In the chapter headed "Documentary Addenda," Thomas Jenkins' Deed Poll of 1608 should be read as following that of Elizabeth and John Hengod, 1606 (Vol. IV., p. 139), relating to the old Almshouse in Church Street.
Turning to the "Reminiscences of Old Inhabitants," the contribution of Mr. Luke Evans is noteworthy, not only for its antiquarian value, but also for the genuine humour of his racily-told anecdotes. In Mr. Evans' stories, Old Cardiff lives again. We see Toby Philpot, the last of the Aletasters, hurrying off (about dinner-time) to execute his onerous official duty at the Glove and Shears. In imagination we join in chasing that hare which, one Sunday at noon, ran from the Blue Bell to the Cardiff Arms, with a posse of church-goers behind it. The Corner House still has its blinds drawn for the good old Squire, whose life has just run out like the choice port from the best cask in his cellar. Long may the aged but hale and vivacious Luke Evans be a familiar figure in Saint Mary Street!
The Schedule of Place-names will, I trust, be found instructive. It will not, however, have fulfilled its author's hopes unless it leads to the perpetuation of interesting Welsh appellations in the nomenclature of new streets, and to the tardy but welcome restoration of "Crockherbtown" and its congeners.

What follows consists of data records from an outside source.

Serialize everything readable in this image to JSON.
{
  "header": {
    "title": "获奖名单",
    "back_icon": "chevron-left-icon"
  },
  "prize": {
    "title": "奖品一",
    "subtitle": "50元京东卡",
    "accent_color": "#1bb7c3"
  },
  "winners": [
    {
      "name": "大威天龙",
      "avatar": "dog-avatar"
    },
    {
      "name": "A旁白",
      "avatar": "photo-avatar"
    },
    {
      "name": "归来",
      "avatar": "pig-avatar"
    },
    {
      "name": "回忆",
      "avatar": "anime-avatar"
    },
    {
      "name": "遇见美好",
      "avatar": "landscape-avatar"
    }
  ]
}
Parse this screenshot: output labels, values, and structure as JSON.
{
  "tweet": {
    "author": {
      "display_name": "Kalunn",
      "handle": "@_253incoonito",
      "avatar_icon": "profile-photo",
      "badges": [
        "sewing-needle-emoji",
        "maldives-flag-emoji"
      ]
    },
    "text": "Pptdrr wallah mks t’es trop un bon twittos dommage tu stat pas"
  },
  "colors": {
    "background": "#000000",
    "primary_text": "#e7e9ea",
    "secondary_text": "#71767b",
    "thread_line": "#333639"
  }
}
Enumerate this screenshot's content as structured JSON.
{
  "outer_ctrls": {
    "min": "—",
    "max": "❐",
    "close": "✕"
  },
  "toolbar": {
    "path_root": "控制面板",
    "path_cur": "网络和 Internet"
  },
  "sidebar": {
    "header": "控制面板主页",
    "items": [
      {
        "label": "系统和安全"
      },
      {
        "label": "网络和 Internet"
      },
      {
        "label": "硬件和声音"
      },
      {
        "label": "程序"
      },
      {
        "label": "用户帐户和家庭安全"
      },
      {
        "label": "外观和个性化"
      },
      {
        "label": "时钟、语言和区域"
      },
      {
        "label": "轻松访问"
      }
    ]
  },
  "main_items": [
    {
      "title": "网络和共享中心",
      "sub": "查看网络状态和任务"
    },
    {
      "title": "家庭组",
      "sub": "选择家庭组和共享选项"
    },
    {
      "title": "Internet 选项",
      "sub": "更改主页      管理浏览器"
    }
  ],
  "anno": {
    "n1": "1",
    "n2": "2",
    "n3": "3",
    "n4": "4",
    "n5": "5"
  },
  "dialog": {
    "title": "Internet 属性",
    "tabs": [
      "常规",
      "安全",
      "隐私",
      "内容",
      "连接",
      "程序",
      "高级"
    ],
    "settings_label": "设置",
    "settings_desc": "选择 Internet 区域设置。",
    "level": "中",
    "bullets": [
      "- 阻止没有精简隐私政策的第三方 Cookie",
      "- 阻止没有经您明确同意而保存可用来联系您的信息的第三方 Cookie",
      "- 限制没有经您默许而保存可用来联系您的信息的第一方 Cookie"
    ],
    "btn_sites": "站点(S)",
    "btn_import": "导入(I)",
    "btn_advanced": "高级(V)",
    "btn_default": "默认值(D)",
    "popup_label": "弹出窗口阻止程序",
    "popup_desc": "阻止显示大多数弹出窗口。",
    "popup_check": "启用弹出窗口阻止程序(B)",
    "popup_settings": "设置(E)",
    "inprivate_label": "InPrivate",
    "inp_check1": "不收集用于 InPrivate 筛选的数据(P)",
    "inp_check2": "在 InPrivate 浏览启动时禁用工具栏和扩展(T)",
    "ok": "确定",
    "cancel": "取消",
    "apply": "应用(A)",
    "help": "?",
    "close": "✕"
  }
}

With the completion of this fifth volume of "Cardiff Records" my duties as Archivist to the Corporation of Cardiff come to an end, after eleven years of arduous but congenial labour. I may be permitted to express in this place my thanks to the Corporation, and in particular to the Records Committee, for the kindness and consideration which have marked their dealings with me all along. I am the first official and salaried Archivist ever appointed in the British Isles; and it ought to be recorded, and not forgotten, that Cardiff was the municipality which led the way in thus recognising an important aspect of municipal affairs.